See also[edit]


  1. ^ Jeff Strickler, Chain churches, startribune.com, USA, February 8, 2008
  2. ^ Geoff Surratt, Greg Ligon, Warren Bird, A Multi-Site Church Roadtrip: Exploring the New Normal, Zondervan, USA, 2009, p. 109
  3. ^ Warren Bird, MULTISITE: IN-PERSON VS. VIDEO TEACHING, leadnet.org, USA, February 27, 2014
  4. ^ Jeff Strickler, Chain churches, startribune.com, USA, February 8, 2008
  5. ^ Lisa B. Deaderick, BRIEF HISTORY OF MULTISITE CHURCHES, dailypress.com, USA, December 23, 2006
  6. ^ Eddie Gibbs, ChurchMorph: How Megatrends Are Reshaping Christian Communities, Baker Academic, USA, 2009, p. 169
  7. ^ Jessica Martinez, Multisite Church Movement Grows to 8,000 Sites; Study Shows Success Comes with Reaching More New Believers, christianpost.com, USA, March 06, 2014
  8. ^ Kyle Rohane, Kevin Miller, The New Math of Church Mergers, christianitytoday.com, USA, December 2, 2019

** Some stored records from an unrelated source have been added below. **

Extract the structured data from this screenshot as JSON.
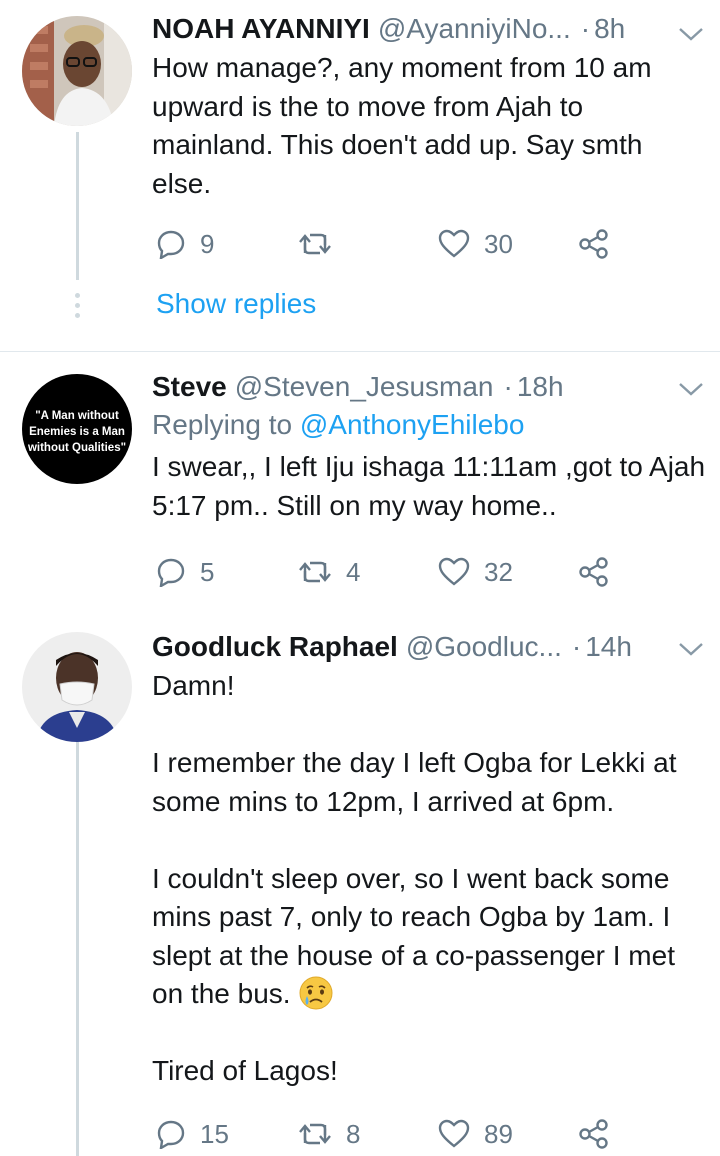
{
  "tweets": [
    {
      "name": "NOAH AYANNIYI",
      "handle": "@AyanniyiNo...",
      "separator": "·",
      "time": "8h",
      "body": "How manage?, any moment from 10 am upward is the to move from Ajah to mainland.  This doen't add up. Say smth else.",
      "replies": "9",
      "retweets": "",
      "likes": "30",
      "show_replies": "Show replies"
    },
    {
      "name": "Steve",
      "handle": "@Steven_Jesusman",
      "separator": "·",
      "time": "18h",
      "replying_label": "Replying to",
      "replying_handle": "@AnthonyEhilebo",
      "avatar_text": "\"A Man without Enemies is a Man without Qualities\"",
      "body": "I swear,, I left Iju ishaga 11:11am ,got to Ajah 5:17 pm.. Still on my way home..",
      "replies": "5",
      "retweets": "4",
      "likes": "32"
    },
    {
      "name": "Goodluck Raphael",
      "handle": "@Goodluc...",
      "separator": "·",
      "time": "14h",
      "body_1": "Damn!\n\nI remember the day I left Ogba for Lekki at some mins to 12pm, I arrived at 6pm.\n\nI couldn't sleep over, so I went back some mins past 7, only to reach Ogba by 1am. I slept at the house of a co-passenger I met on the bus. ",
      "emoji": "crying-face",
      "body_2": "\n\nTired of Lagos!",
      "replies": "15",
      "retweets": "8",
      "likes": "89"
    }
  ],
  "colors": {
    "text": "#14171a",
    "secondary": "#657786",
    "link": "#1da1f2",
    "divider": "#e1e8ed",
    "thread": "#cfd9de"
  }
}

  9. ^ Daniel Silliman, The Latest Multisite Campus: Prison, christianitytoday.com, USA, October 22, 2019
  10. ^ Maria Baer, US Megachurches Are Getting Bigger and Thinking Smaller, christianitytoday.com, USA, November 19, 2020
  11. ^ Bob Smietana, Rebecca Barnes, High-Tech Circuit Riders, christianitytoday.com, USA, August 31, 2005